▸ Activity: Your task is to output every record exactly as it is given.

+++ Source material

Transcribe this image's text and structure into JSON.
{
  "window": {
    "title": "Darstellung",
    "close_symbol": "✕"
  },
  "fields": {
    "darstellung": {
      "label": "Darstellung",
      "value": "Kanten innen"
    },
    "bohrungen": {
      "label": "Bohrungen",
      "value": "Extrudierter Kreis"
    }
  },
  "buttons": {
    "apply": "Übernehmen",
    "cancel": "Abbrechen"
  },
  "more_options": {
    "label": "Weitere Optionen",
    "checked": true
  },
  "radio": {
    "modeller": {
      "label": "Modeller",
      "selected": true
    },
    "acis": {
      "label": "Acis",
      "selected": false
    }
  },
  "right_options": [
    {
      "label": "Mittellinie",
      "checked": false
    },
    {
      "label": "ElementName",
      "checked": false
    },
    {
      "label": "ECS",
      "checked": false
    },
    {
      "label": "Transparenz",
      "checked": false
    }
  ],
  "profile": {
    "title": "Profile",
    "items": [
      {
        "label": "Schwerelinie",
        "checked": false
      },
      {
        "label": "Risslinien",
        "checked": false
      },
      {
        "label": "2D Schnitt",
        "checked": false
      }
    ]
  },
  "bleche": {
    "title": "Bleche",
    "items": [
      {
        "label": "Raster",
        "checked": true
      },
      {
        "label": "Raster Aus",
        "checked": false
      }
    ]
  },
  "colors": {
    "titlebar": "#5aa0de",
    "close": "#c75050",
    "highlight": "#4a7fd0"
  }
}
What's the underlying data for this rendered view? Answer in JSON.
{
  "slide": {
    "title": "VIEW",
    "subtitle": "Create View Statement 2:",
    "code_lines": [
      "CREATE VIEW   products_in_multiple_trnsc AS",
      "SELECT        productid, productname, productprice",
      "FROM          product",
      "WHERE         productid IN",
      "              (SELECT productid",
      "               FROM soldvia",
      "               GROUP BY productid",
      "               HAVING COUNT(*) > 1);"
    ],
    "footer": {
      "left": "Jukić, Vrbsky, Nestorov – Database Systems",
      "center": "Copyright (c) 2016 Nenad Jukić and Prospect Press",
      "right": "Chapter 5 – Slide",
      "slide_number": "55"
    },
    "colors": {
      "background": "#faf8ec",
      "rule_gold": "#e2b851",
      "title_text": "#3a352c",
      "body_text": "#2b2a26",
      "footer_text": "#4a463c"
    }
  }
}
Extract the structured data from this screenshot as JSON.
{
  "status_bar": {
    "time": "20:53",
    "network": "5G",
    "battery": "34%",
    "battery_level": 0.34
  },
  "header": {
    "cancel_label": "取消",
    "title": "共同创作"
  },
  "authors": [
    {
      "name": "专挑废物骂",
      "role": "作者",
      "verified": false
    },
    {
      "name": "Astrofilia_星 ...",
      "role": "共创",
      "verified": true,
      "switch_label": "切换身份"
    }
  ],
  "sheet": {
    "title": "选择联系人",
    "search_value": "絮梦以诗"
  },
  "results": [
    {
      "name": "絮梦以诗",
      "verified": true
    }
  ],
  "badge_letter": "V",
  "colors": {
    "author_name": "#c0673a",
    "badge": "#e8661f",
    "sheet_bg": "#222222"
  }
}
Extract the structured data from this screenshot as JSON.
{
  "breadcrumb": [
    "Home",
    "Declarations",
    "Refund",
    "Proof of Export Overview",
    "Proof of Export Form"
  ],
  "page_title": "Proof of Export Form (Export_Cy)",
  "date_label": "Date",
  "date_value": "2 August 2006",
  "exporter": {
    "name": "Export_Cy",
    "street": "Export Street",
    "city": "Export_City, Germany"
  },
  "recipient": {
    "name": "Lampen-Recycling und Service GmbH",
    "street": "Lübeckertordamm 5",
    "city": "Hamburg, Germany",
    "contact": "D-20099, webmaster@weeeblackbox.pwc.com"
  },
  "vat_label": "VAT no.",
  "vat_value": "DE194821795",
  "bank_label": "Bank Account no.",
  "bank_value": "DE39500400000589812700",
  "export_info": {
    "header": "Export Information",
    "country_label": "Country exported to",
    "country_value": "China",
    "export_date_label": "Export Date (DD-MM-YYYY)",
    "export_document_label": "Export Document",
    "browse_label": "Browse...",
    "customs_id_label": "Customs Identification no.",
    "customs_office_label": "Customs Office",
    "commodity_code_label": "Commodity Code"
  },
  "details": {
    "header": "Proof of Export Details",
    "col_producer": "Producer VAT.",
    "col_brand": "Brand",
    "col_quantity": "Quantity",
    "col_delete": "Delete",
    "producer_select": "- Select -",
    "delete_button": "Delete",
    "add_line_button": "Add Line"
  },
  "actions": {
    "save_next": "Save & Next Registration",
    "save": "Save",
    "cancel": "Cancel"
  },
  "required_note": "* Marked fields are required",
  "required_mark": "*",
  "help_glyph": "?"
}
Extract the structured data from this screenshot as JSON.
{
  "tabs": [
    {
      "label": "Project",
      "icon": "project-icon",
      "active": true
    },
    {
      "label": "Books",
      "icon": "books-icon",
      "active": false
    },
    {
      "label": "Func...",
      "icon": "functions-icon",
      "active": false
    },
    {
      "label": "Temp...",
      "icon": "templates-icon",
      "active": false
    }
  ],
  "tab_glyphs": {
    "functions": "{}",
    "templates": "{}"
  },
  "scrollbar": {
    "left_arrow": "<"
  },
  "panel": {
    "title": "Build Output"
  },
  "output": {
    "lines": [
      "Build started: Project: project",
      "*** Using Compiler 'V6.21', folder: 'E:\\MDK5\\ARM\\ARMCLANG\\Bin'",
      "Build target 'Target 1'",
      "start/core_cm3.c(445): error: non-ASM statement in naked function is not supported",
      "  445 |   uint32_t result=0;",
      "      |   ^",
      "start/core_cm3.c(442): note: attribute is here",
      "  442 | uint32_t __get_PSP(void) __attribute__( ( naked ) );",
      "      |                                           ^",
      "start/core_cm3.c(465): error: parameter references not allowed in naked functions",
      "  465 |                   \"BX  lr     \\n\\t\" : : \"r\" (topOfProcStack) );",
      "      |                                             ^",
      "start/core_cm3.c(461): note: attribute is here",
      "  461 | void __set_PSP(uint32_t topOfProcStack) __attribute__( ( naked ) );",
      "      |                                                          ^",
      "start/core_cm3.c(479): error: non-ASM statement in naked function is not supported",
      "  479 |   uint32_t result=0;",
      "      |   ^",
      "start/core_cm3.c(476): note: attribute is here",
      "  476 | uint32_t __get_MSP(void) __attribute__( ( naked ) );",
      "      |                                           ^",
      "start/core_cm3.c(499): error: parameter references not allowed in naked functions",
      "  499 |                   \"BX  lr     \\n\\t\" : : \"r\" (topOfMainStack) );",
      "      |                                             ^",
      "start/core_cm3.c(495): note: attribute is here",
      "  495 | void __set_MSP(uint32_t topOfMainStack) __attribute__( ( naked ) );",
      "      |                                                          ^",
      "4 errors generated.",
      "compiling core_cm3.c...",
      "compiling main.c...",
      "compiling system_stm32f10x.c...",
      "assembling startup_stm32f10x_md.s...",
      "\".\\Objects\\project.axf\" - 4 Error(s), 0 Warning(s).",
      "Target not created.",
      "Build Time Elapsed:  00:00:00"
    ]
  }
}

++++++

▸ Reply to the task:
Transcribe this image's text and structure into JSON.
{
  "window": {
    "title": "Darstellung",
    "close_symbol": "✕"
  },
  "fields": {
    "darstellung": {
      "label": "Darstellung",
      "value": "Kanten innen"
    },
    "bohrungen": {
      "label": "Bohrungen",
      "value": "Extrudierter Kreis"
    }
  },
  "buttons": {
    "apply": "Übernehmen",
    "cancel": "Abbrechen"
  },
  "more_options": {
    "label": "Weitere Optionen",
    "checked": true
  },
  "radio": {
    "modeller": {
      "label": "Modeller",
      "selected": true
    },
    "acis": {
      "label": "Acis",
      "selected": false
    }
  },
  "right_options": [
    {
      "label": "Mittellinie",
      "checked": false
    },
    {
      "label": "ElementName",
      "checked": false
    },
    {
      "label": "ECS",
      "checked": false
    },
    {
      "label": "Transparenz",
      "checked": false
    }
  ],
  "profile": {
    "title": "Profile",
    "items": [
      {
        "label": "Schwerelinie",
        "checked": false
      },
      {
        "label": "Risslinien",
        "checked": false
      },
      {
        "label": "2D Schnitt",
        "checked": false
      }
    ]
  },
  "bleche": {
    "title": "Bleche",
    "items": [
      {
        "label": "Raster",
        "checked": true
      },
      {
        "label": "Raster Aus",
        "checked": false
      }
    ]
  },
  "colors": {
    "titlebar": "#5aa0de",
    "close": "#c75050",
    "highlight": "#4a7fd0"
  }
}
What's the underlying data for this rendered view? Answer in JSON.
{
  "slide": {
    "title": "VIEW",
    "subtitle": "Create View Statement 2:",
    "code_lines": [
      "CREATE VIEW   products_in_multiple_trnsc AS",
      "SELECT        productid, productname, productprice",
      "FROM          product",
      "WHERE         productid IN",
      "              (SELECT productid",
      "               FROM soldvia",
      "               GROUP BY productid",
      "               HAVING COUNT(*) > 1);"
    ],
    "footer": {
      "left": "Jukić, Vrbsky, Nestorov – Database Systems",
      "center": "Copyright (c) 2016 Nenad Jukić and Prospect Press",
      "right": "Chapter 5 – Slide",
      "slide_number": "55"
    },
    "colors": {
      "background": "#faf8ec",
      "rule_gold": "#e2b851",
      "title_text": "#3a352c",
      "body_text": "#2b2a26",
      "footer_text": "#4a463c"
    }
  }
}
Extract the structured data from this screenshot as JSON.
{
  "status_bar": {
    "time": "20:53",
    "network": "5G",
    "battery": "34%",
    "battery_level": 0.34
  },
  "header": {
    "cancel_label": "取消",
    "title": "共同创作"
  },
  "authors": [
    {
      "name": "专挑废物骂",
      "role": "作者",
      "verified": false
    },
    {
      "name": "Astrofilia_星 ...",
      "role": "共创",
      "verified": true,
      "switch_label": "切换身份"
    }
  ],
  "sheet": {
    "title": "选择联系人",
    "search_value": "絮梦以诗"
  },
  "results": [
    {
      "name": "絮梦以诗",
      "verified": true
    }
  ],
  "badge_letter": "V",
  "colors": {
    "author_name": "#c0673a",
    "badge": "#e8661f",
    "sheet_bg": "#222222"
  }
}
Extract the structured data from this screenshot as JSON.
{
  "breadcrumb": [
    "Home",
    "Declarations",
    "Refund",
    "Proof of Export Overview",
    "Proof of Export Form"
  ],
  "page_title": "Proof of Export Form (Export_Cy)",
  "date_label": "Date",
  "date_value": "2 August 2006",
  "exporter": {
    "name": "Export_Cy",
    "street": "Export Street",
    "city": "Export_City, Germany"
  },
  "recipient": {
    "name": "Lampen-Recycling und Service GmbH",
    "street": "Lübeckertordamm 5",
    "city": "Hamburg, Germany",
    "contact": "D-20099, webmaster@weeeblackbox.pwc.com"
  },
  "vat_label": "VAT no.",
  "vat_value": "DE194821795",
  "bank_label": "Bank Account no.",
  "bank_value": "DE39500400000589812700",
  "export_info": {
    "header": "Export Information",
    "country_label": "Country exported to",
    "country_value": "China",
    "export_date_label": "Export Date (DD-MM-YYYY)",
    "export_document_label": "Export Document",
    "browse_label": "Browse...",
    "customs_id_label": "Customs Identification no.",
    "customs_office_label": "Customs Office",
    "commodity_code_label": "Commodity Code"
  },
  "details": {
    "header": "Proof of Export Details",
    "col_producer": "Producer VAT.",
    "col_brand": "Brand",
    "col_quantity": "Quantity",
    "col_delete": "Delete",
    "producer_select": "- Select -",
    "delete_button": "Delete",
    "add_line_button": "Add Line"
  },
  "actions": {
    "save_next": "Save & Next Registration",
    "save": "Save",
    "cancel": "Cancel"
  },
  "required_note": "* Marked fields are required",
  "required_mark": "*",
  "help_glyph": "?"
}
Extract the structured data from this screenshot as JSON.
{
  "tabs": [
    {
      "label": "Project",
      "icon": "project-icon",
      "active": true
    },
    {
      "label": "Books",
      "icon": "books-icon",
      "active": false
    },
    {
      "label": "Func...",
      "icon": "functions-icon",
      "active": false
    },
    {
      "label": "Temp...",
      "icon": "templates-icon",
      "active": false
    }
  ],
  "tab_glyphs": {
    "functions": "{}",
    "templates": "{}"
  },
  "scrollbar": {
    "left_arrow": "<"
  },
  "panel": {
    "title": "Build Output"
  },
  "output": {
    "lines": [
      "Build started: Project: project",
      "*** Using Compiler 'V6.21', folder: 'E:\\MDK5\\ARM\\ARMCLANG\\Bin'",
      "Build target 'Target 1'",
      "start/core_cm3.c(445): error: non-ASM statement in naked function is not supported",
      "  445 |   uint32_t result=0;",
      "      |   ^",
      "start/core_cm3.c(442): note: attribute is here",
      "  442 | uint32_t __get_PSP(void) __attribute__( ( naked ) );",
      "      |                                           ^",
      "start/core_cm3.c(465): error: parameter references not allowed in naked functions",
      "  465 |                   \"BX  lr     \\n\\t\" : : \"r\" (topOfProcStack) );",
      "      |                                             ^",
      "start/core_cm3.c(461): note: attribute is here",
      "  461 | void __set_PSP(uint32_t topOfProcStack) __attribute__( ( naked ) );",
      "      |                                                          ^",
      "start/core_cm3.c(479): error: non-ASM statement in naked function is not supported",
      "  479 |   uint32_t result=0;",
      "      |   ^",
      "start/core_cm3.c(476): note: attribute is here",
      "  476 | uint32_t __get_MSP(void) __attribute__( ( naked ) );",
      "      |                                           ^",
      "start/core_cm3.c(499): error: parameter references not allowed in naked functions",
      "  499 |                   \"BX  lr     \\n\\t\" : : \"r\" (topOfMainStack) );",
      "      |                                             ^",
      "start/core_cm3.c(495): note: attribute is here",
      "  495 | void __set_MSP(uint32_t topOfMainStack) __attribute__( ( naked ) );",
      "      |                                                          ^",
      "4 errors generated.",
      "compiling core_cm3.c...",
      "compiling main.c...",
      "compiling system_stm32f10x.c...",
      "assembling startup_stm32f10x_md.s...",
      "\".\\Objects\\project.axf\" - 4 Error(s), 0 Warning(s).",
      "Target not created.",
      "Build Time Elapsed:  00:00:00"
    ]
  }
}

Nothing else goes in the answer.